(Beginning of STORED DATA)

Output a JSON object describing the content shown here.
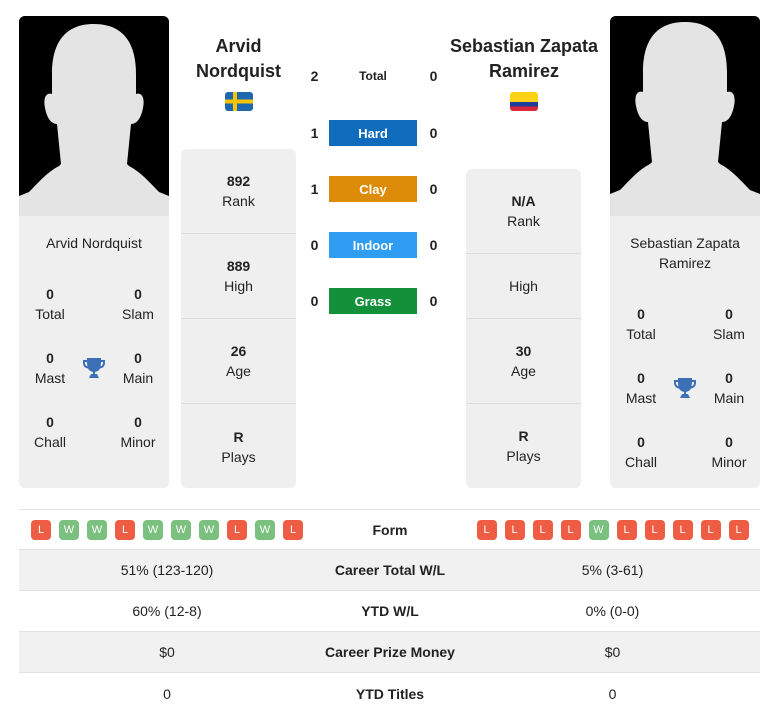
{
  "player1": {
    "name": "Arvid Nordquist",
    "name_line1": "Arvid",
    "name_line2": "Nordquist",
    "flag": "sweden-flag",
    "titles": {
      "total": {
        "value": "0",
        "label": "Total"
      },
      "slam": {
        "value": "0",
        "label": "Slam"
      },
      "mast": {
        "value": "0",
        "label": "Mast"
      },
      "main": {
        "value": "0",
        "label": "Main"
      },
      "chall": {
        "value": "0",
        "label": "Chall"
      },
      "minor": {
        "value": "0",
        "label": "Minor"
      }
    },
    "stats": [
      {
        "value": "892",
        "label": "Rank"
      },
      {
        "value": "889",
        "label": "High"
      },
      {
        "value": "26",
        "label": "Age"
      },
      {
        "value": "R",
        "label": "Plays"
      }
    ],
    "form": [
      "L",
      "W",
      "W",
      "L",
      "W",
      "W",
      "W",
      "L",
      "W",
      "L"
    ]
  },
  "player2": {
    "name": "Sebastian Zapata Ramirez",
    "name_line1": "Sebastian Zapata",
    "name_line2": "Ramirez",
    "flag": "colombia-flag",
    "titles": {
      "total": {
        "value": "0",
        "label": "Total"
      },
      "slam": {
        "value": "0",
        "label": "Slam"
      },
      "mast": {
        "value": "0",
        "label": "Mast"
      },
      "main": {
        "value": "0",
        "label": "Main"
      },
      "chall": {
        "value": "0",
        "label": "Chall"
      },
      "minor": {
        "value": "0",
        "label": "Minor"
      }
    },
    "stats": [
      {
        "value": "N/A",
        "label": "Rank"
      },
      {
        "value": "",
        "label": "High"
      },
      {
        "value": "30",
        "label": "Age"
      },
      {
        "value": "R",
        "label": "Plays"
      }
    ],
    "form": [
      "L",
      "L",
      "L",
      "L",
      "W",
      "L",
      "L",
      "L",
      "L",
      "L"
    ]
  },
  "h2h": [
    {
      "label": "Total",
      "p1": "2",
      "p2": "0",
      "color": ""
    },
    {
      "label": "Hard",
      "p1": "1",
      "p2": "0",
      "color": "#0f6cbd"
    },
    {
      "label": "Clay",
      "p1": "1",
      "p2": "0",
      "color": "#dd8c0a"
    },
    {
      "label": "Indoor",
      "p1": "0",
      "p2": "0",
      "color": "#2e9df2"
    },
    {
      "label": "Grass",
      "p1": "0",
      "p2": "0",
      "color": "#12903a"
    }
  ],
  "comparison": {
    "form_label": "Form",
    "rows": [
      {
        "label": "Career Total W/L",
        "p1": "51% (123-120)",
        "p2": "5% (3-61)"
      },
      {
        "label": "YTD W/L",
        "p1": "60% (12-8)",
        "p2": "0% (0-0)"
      },
      {
        "label": "Career Prize Money",
        "p1": "$0",
        "p2": "$0"
      },
      {
        "label": "YTD Titles",
        "p1": "0",
        "p2": "0"
      }
    ]
  }
}
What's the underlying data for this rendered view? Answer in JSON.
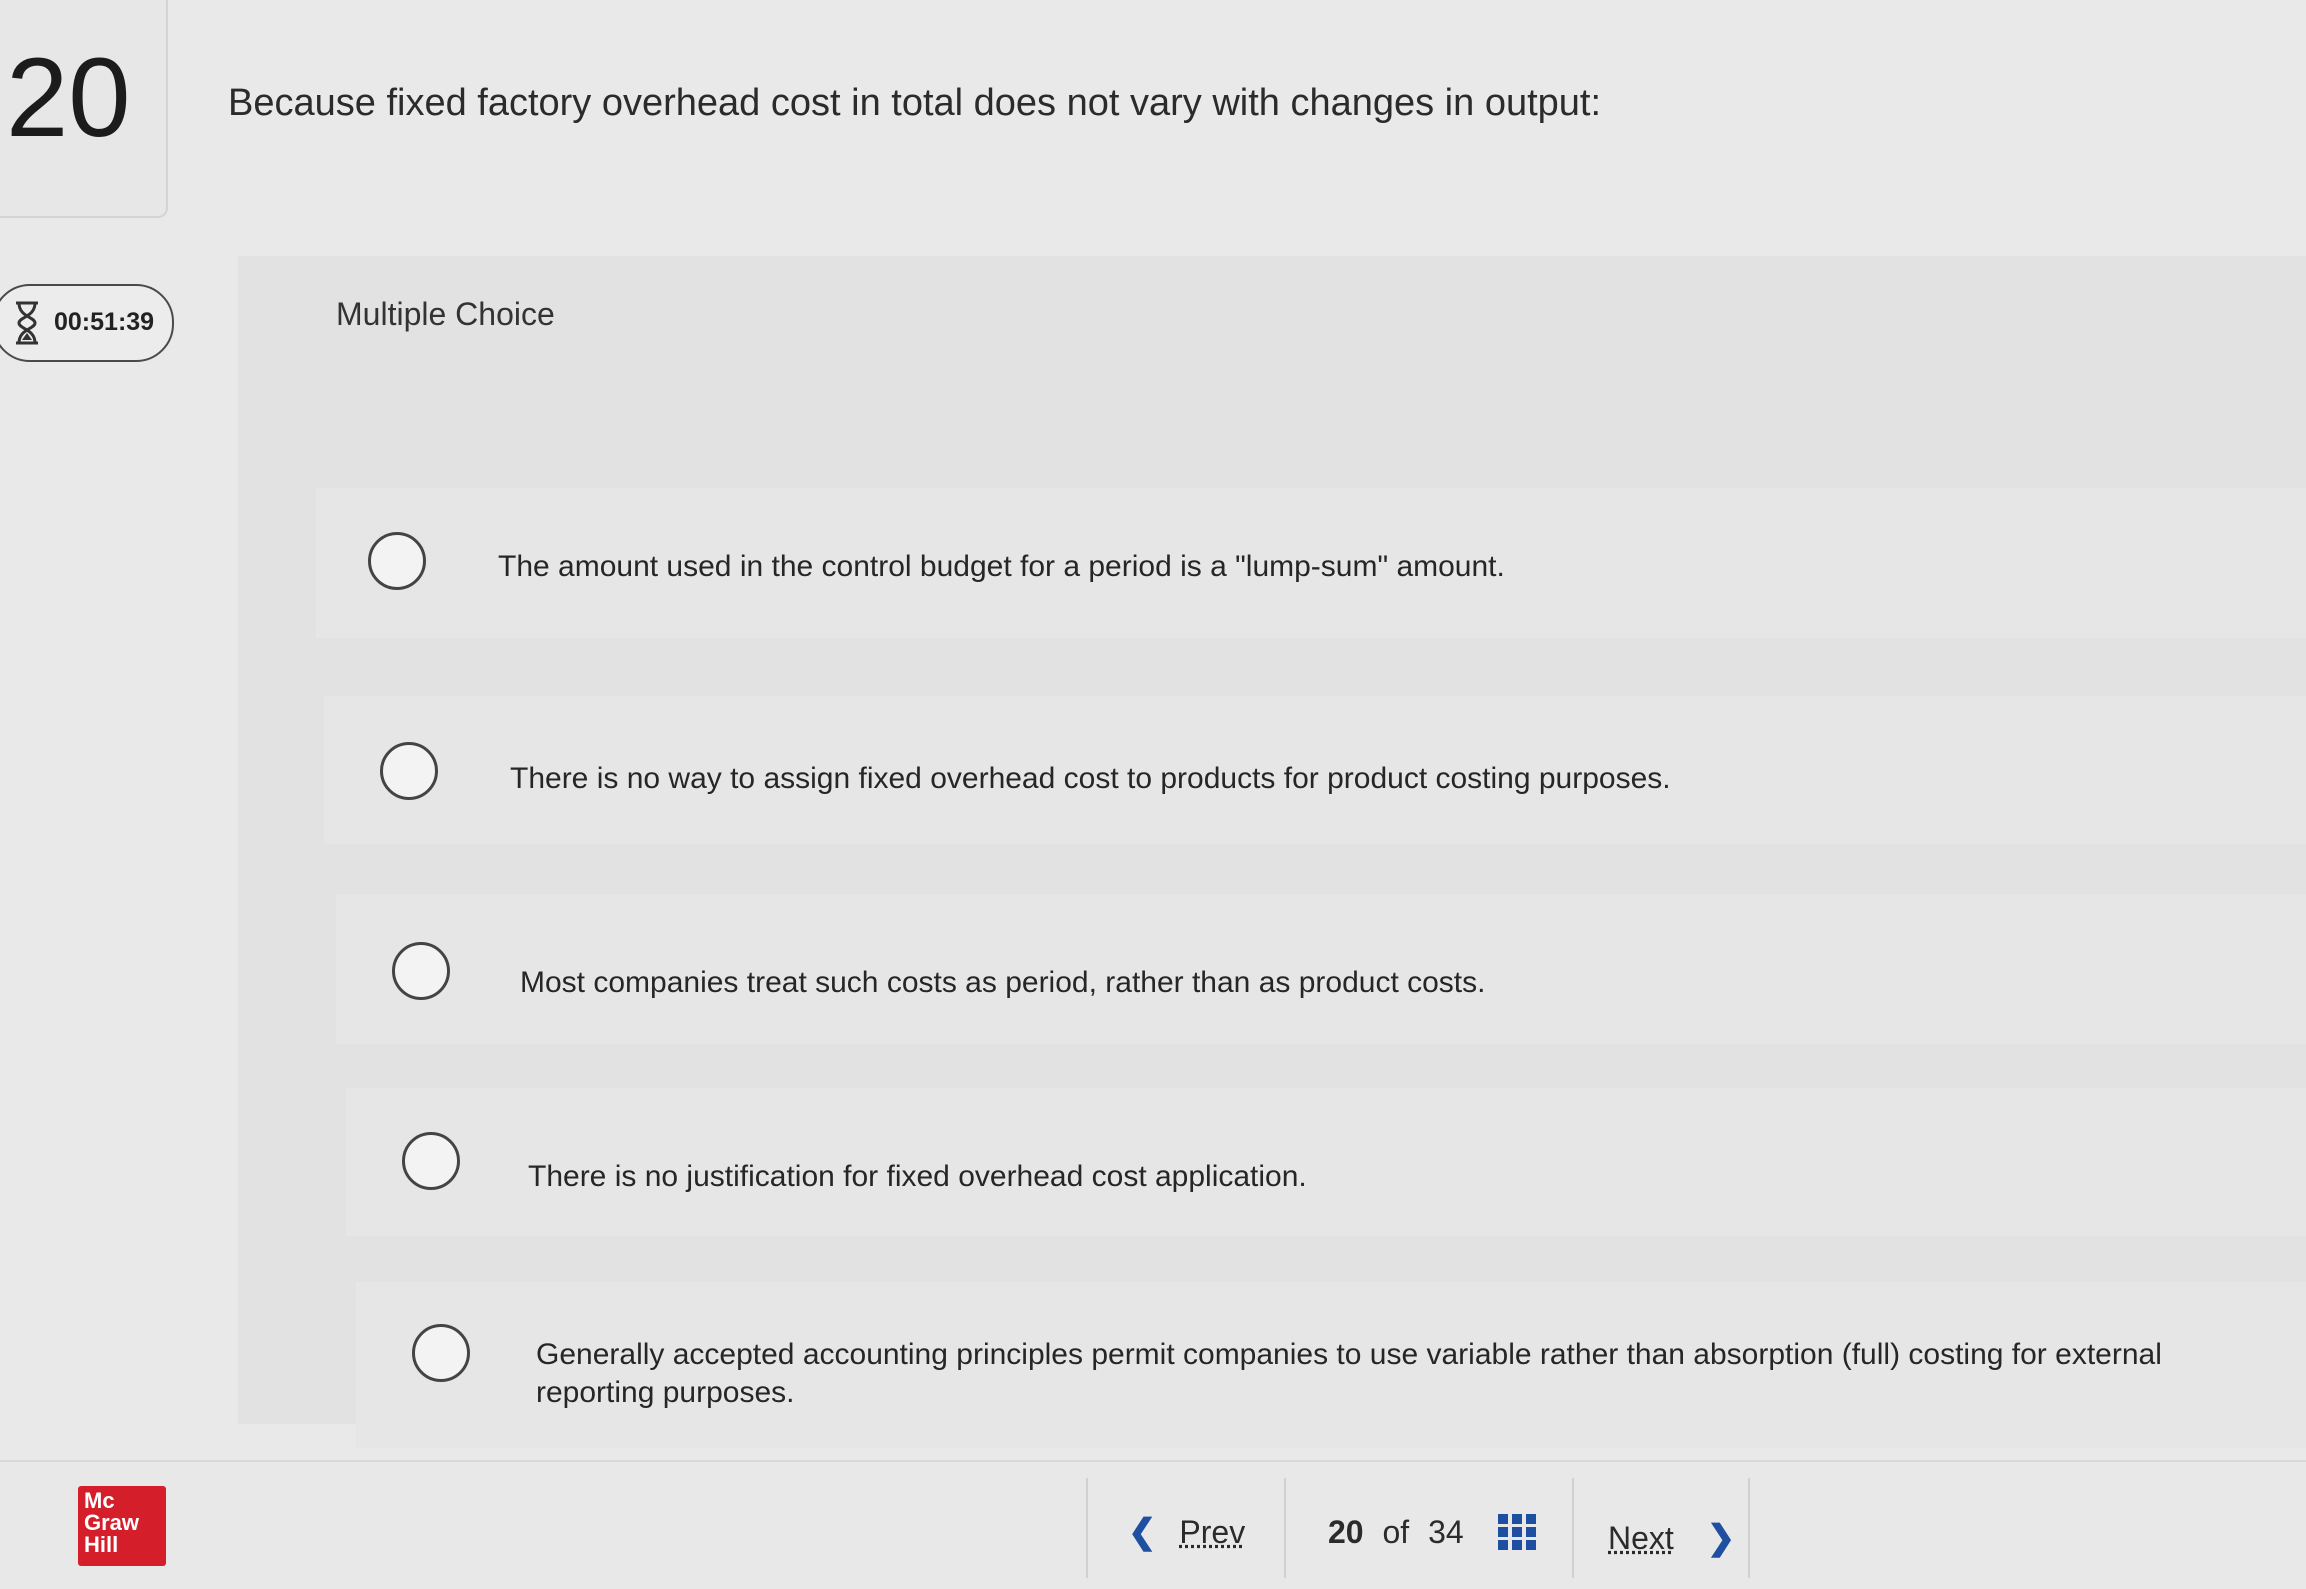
{
  "question": {
    "number": "20",
    "prompt": "Because fixed factory overhead cost in total does not vary with changes in output:"
  },
  "timer": {
    "value": "00:51:39",
    "icon": "hourglass-icon"
  },
  "question_type": "Multiple Choice",
  "choices": [
    {
      "text": "The amount used in the control budget for a period is a \"lump-sum\" amount."
    },
    {
      "text": "There is no way to assign fixed overhead cost to products for product costing purposes."
    },
    {
      "text": "Most companies treat such costs as period, rather than as product costs."
    },
    {
      "text": "There is no justification for fixed overhead cost application."
    },
    {
      "text": "Generally accepted accounting principles permit companies to use variable rather than absorption (full) costing for external reporting purposes."
    }
  ],
  "footer": {
    "logo_lines": [
      "Mc",
      "Graw",
      "Hill"
    ],
    "prev_label": "Prev",
    "next_label": "Next",
    "current_page": "20",
    "of_label": "of",
    "total_pages": "34"
  },
  "colors": {
    "accent": "#1f4fa0",
    "logo": "#d41f2b"
  }
}
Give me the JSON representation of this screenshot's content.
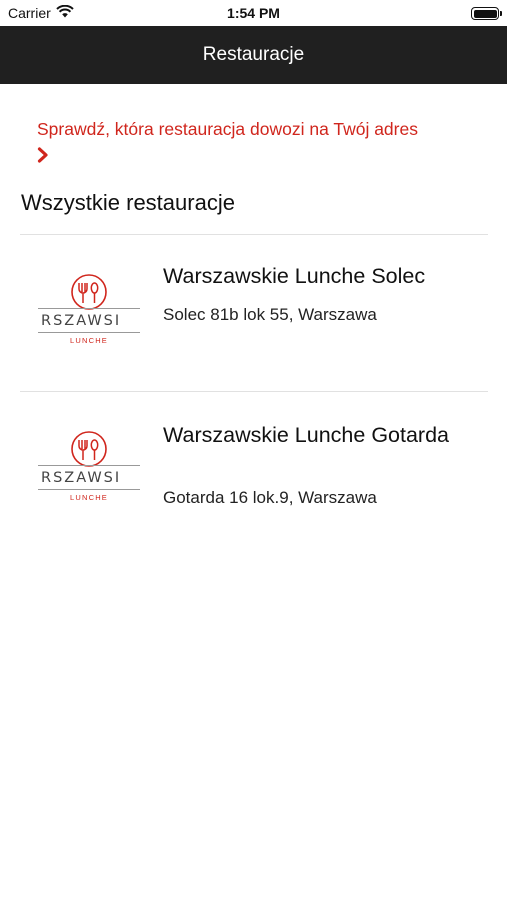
{
  "status_bar": {
    "carrier": "Carrier",
    "time": "1:54 PM"
  },
  "nav": {
    "title": "Restauracje"
  },
  "delivery_link": {
    "label": "Sprawdź, która restauracja dowozi na Twój adres"
  },
  "section": {
    "title": "Wszystkie restauracje"
  },
  "restaurants": [
    {
      "name": "Warszawskie Lunche Solec",
      "address": "Solec 81b lok 55, Warszawa",
      "logo_word": "RSZAWSI",
      "logo_sub": "LUNCHE"
    },
    {
      "name": "Warszawskie Lunche Gotarda",
      "address": "Gotarda 16 lok.9, Warszawa",
      "logo_word": "RSZAWSI",
      "logo_sub": "LUNCHE"
    }
  ],
  "colors": {
    "accent": "#d0261d",
    "nav_background": "#202020",
    "divider": "#e1e1e1"
  }
}
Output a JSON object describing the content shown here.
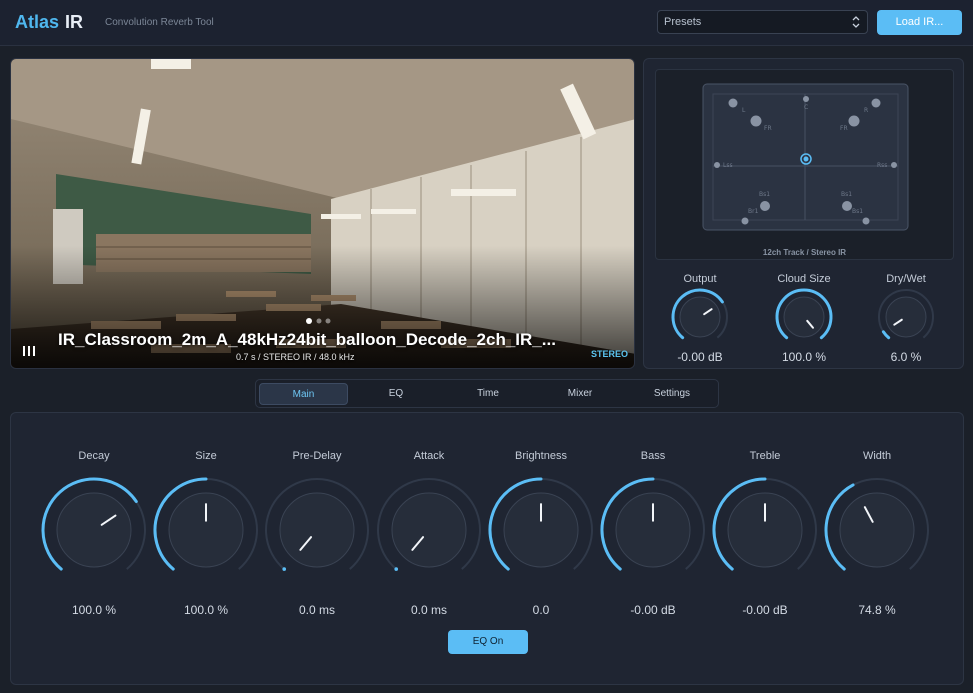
{
  "header": {
    "brand_left": "Atlas",
    "brand_right": "IR",
    "subtitle": "Convolution Reverb Tool",
    "presets_label": "Presets",
    "load_button": "Load IR..."
  },
  "ir": {
    "title": "IR_Classroom_2m_A_48kHz24bit_balloon_Decode_2ch_IR_...",
    "meta": "0.7 s  /  STEREO IR  /  48.0 kHz",
    "badge": "STEREO"
  },
  "speakers": {
    "caption": "12ch Track / Stereo IR",
    "labels": [
      "L",
      "C",
      "R",
      "FR",
      "FR",
      "Lss",
      "Rss",
      "Bs1",
      "Bs1",
      "Br1",
      "Bs1"
    ]
  },
  "right_knobs": [
    {
      "label": "Output",
      "value": "-0.00 dB",
      "level": 0.7
    },
    {
      "label": "Cloud Size",
      "value": "100.0 %",
      "level": 1.0
    },
    {
      "label": "Dry/Wet",
      "value": "6.0 %",
      "level": 0.06
    }
  ],
  "tabs": [
    "Main",
    "EQ",
    "Time",
    "Mixer",
    "Settings"
  ],
  "active_tab": "Main",
  "main_knobs": [
    {
      "label": "Decay",
      "value": "100.0 %",
      "level": 0.7
    },
    {
      "label": "Size",
      "value": "100.0 %",
      "level": 0.5
    },
    {
      "label": "Pre-Delay",
      "value": "0.0 ms",
      "level": 0.0
    },
    {
      "label": "Attack",
      "value": "0.0 ms",
      "level": 0.0
    },
    {
      "label": "Brightness",
      "value": "0.0",
      "level": 0.5
    },
    {
      "label": "Bass",
      "value": "-0.00 dB",
      "level": 0.5
    },
    {
      "label": "Treble",
      "value": "-0.00 dB",
      "level": 0.5
    },
    {
      "label": "Width",
      "value": "74.8 %",
      "level": 0.4
    }
  ],
  "eq_button": "EQ On",
  "colors": {
    "accent": "#5bbdf5",
    "background": "#1b2029",
    "panel": "#1f2532"
  }
}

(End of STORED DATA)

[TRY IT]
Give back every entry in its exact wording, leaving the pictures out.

[FINISHED TASK]
Output a JSON object describing the content shown here.
{
  "player1": {
    "name": "Arvid Nordquist",
    "name_line1": "Arvid",
    "name_line2": "Nordquist",
    "flag": "sweden-flag",
    "titles": {
      "total": {
        "value": "0",
        "label": "Total"
      },
      "slam": {
        "value": "0",
        "label": "Slam"
      },
      "mast": {
        "value": "0",
        "label": "Mast"
      },
      "main": {
        "value": "0",
        "label": "Main"
      },
      "chall": {
        "value": "0",
        "label": "Chall"
      },
      "minor": {
        "value": "0",
        "label": "Minor"
      }
    },
    "stats": [
      {
        "value": "892",
        "label": "Rank"
      },
      {
        "value": "889",
        "label": "High"
      },
      {
        "value": "26",
        "label": "Age"
      },
      {
        "value": "R",
        "label": "Plays"
      }
    ],
    "form": [
      "L",
      "W",
      "W",
      "L",
      "W",
      "W",
      "W",
      "L",
      "W",
      "L"
    ]
  },
  "player2": {
    "name": "Sebastian Zapata Ramirez",
    "name_line1": "Sebastian Zapata",
    "name_line2": "Ramirez",
    "flag": "colombia-flag",
    "titles": {
      "total": {
        "value": "0",
        "label": "Total"
      },
      "slam": {
        "value": "0",
        "label": "Slam"
      },
      "mast": {
        "value": "0",
        "label": "Mast"
      },
      "main": {
        "value": "0",
        "label": "Main"
      },
      "chall": {
        "value": "0",
        "label": "Chall"
      },
      "minor": {
        "value": "0",
        "label": "Minor"
      }
    },
    "stats": [
      {
        "value": "N/A",
        "label": "Rank"
      },
      {
        "value": "",
        "label": "High"
      },
      {
        "value": "30",
        "label": "Age"
      },
      {
        "value": "R",
        "label": "Plays"
      }
    ],
    "form": [
      "L",
      "L",
      "L",
      "L",
      "W",
      "L",
      "L",
      "L",
      "L",
      "L"
    ]
  },
  "h2h": [
    {
      "label": "Total",
      "p1": "2",
      "p2": "0",
      "color": ""
    },
    {
      "label": "Hard",
      "p1": "1",
      "p2": "0",
      "color": "#0f6cbd"
    },
    {
      "label": "Clay",
      "p1": "1",
      "p2": "0",
      "color": "#dd8c0a"
    },
    {
      "label": "Indoor",
      "p1": "0",
      "p2": "0",
      "color": "#2e9df2"
    },
    {
      "label": "Grass",
      "p1": "0",
      "p2": "0",
      "color": "#12903a"
    }
  ],
  "comparison": {
    "form_label": "Form",
    "rows": [
      {
        "label": "Career Total W/L",
        "p1": "51% (123-120)",
        "p2": "5% (3-61)"
      },
      {
        "label": "YTD W/L",
        "p1": "60% (12-8)",
        "p2": "0% (0-0)"
      },
      {
        "label": "Career Prize Money",
        "p1": "$0",
        "p2": "$0"
      },
      {
        "label": "YTD Titles",
        "p1": "0",
        "p2": "0"
      }
    ]
  }
}
What's the underlying data for this rendered view? Answer in JSON.
{
  "question": {
    "number": "20",
    "prompt": "Because fixed factory overhead cost in total does not vary with changes in output:"
  },
  "timer": {
    "value": "00:51:39",
    "icon": "hourglass-icon"
  },
  "question_type": "Multiple Choice",
  "choices": [
    {
      "text": "The amount used in the control budget for a period is a \"lump-sum\" amount."
    },
    {
      "text": "There is no way to assign fixed overhead cost to products for product costing purposes."
    },
    {
      "text": "Most companies treat such costs as period, rather than as product costs."
    },
    {
      "text": "There is no justification for fixed overhead cost application."
    },
    {
      "text": "Generally accepted accounting principles permit companies to use variable rather than absorption (full) costing for external reporting purposes."
    }
  ],
  "footer": {
    "logo_lines": [
      "Mc",
      "Graw",
      "Hill"
    ],
    "prev_label": "Prev",
    "next_label": "Next",
    "current_page": "20",
    "of_label": "of",
    "total_pages": "34"
  },
  "colors": {
    "accent": "#1f4fa0",
    "logo": "#d41f2b"
  }
}
Give me the JSON representation of this screenshot's content.
{
  "status_bar": {
    "carrier": "Carrier",
    "time": "1:54 PM"
  },
  "nav": {
    "title": "Restauracje"
  },
  "delivery_link": {
    "label": "Sprawdź, która restauracja dowozi na Twój adres"
  },
  "section": {
    "title": "Wszystkie restauracje"
  },
  "restaurants": [
    {
      "name": "Warszawskie Lunche Solec",
      "address": "Solec 81b lok 55, Warszawa",
      "logo_word": "RSZAWSI",
      "logo_sub": "LUNCHE"
    },
    {
      "name": "Warszawskie Lunche Gotarda",
      "address": "Gotarda 16 lok.9, Warszawa",
      "logo_word": "RSZAWSI",
      "logo_sub": "LUNCHE"
    }
  ],
  "colors": {
    "accent": "#d0261d",
    "nav_background": "#202020",
    "divider": "#e1e1e1"
  }
}
Output a JSON object describing the content shown here.
{
  "header": {
    "brand_left": "Atlas",
    "brand_right": "IR",
    "subtitle": "Convolution Reverb Tool",
    "presets_label": "Presets",
    "load_button": "Load IR..."
  },
  "ir": {
    "title": "IR_Classroom_2m_A_48kHz24bit_balloon_Decode_2ch_IR_...",
    "meta": "0.7 s  /  STEREO IR  /  48.0 kHz",
    "badge": "STEREO"
  },
  "speakers": {
    "caption": "12ch Track / Stereo IR",
    "labels": [
      "L",
      "C",
      "R",
      "FR",
      "FR",
      "Lss",
      "Rss",
      "Bs1",
      "Bs1",
      "Br1",
      "Bs1"
    ]
  },
  "right_knobs": [
    {
      "label": "Output",
      "value": "-0.00 dB",
      "level": 0.7
    },
    {
      "label": "Cloud Size",
      "value": "100.0 %",
      "level": 1.0
    },
    {
      "label": "Dry/Wet",
      "value": "6.0 %",
      "level": 0.06
    }
  ],
  "tabs": [
    "Main",
    "EQ",
    "Time",
    "Mixer",
    "Settings"
  ],
  "active_tab": "Main",
  "main_knobs": [
    {
      "label": "Decay",
      "value": "100.0 %",
      "level": 0.7
    },
    {
      "label": "Size",
      "value": "100.0 %",
      "level": 0.5
    },
    {
      "label": "Pre-Delay",
      "value": "0.0 ms",
      "level": 0.0
    },
    {
      "label": "Attack",
      "value": "0.0 ms",
      "level": 0.0
    },
    {
      "label": "Brightness",
      "value": "0.0",
      "level": 0.5
    },
    {
      "label": "Bass",
      "value": "-0.00 dB",
      "level": 0.5
    },
    {
      "label": "Treble",
      "value": "-0.00 dB",
      "level": 0.5
    },
    {
      "label": "Width",
      "value": "74.8 %",
      "level": 0.4
    }
  ],
  "eq_button": "EQ On",
  "colors": {
    "accent": "#5bbdf5",
    "background": "#1b2029",
    "panel": "#1f2532"
  }
}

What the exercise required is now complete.